- **PROBLEM STATEMENT**:
Only lines holding the string "label" are wanted; copy each one from the material.

- **RECORDS FOR THE TASK**:
______________________________
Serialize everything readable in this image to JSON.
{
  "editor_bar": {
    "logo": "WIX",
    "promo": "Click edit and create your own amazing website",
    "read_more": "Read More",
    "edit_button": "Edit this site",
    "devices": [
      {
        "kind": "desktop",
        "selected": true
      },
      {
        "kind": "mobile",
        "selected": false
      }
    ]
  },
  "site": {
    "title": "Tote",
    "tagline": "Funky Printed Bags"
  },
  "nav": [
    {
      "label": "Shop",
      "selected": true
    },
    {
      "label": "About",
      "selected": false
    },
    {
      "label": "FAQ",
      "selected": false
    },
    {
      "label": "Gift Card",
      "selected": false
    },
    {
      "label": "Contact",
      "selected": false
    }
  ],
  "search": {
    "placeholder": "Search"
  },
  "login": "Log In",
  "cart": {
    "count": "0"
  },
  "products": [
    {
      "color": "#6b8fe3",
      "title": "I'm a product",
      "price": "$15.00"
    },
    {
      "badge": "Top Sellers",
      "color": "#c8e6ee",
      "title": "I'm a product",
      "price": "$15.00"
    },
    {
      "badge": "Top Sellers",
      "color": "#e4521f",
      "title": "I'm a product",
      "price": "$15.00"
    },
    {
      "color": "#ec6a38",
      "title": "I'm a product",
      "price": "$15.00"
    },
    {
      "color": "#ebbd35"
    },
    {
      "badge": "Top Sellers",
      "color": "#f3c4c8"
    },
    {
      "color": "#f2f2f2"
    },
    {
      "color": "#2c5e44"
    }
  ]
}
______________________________
- **YOUR RESPONSE**:
      "label": "Shop",
      "label": "About",
      "label": "FAQ",
      "label": "Gift Card",
      "label": "Contact",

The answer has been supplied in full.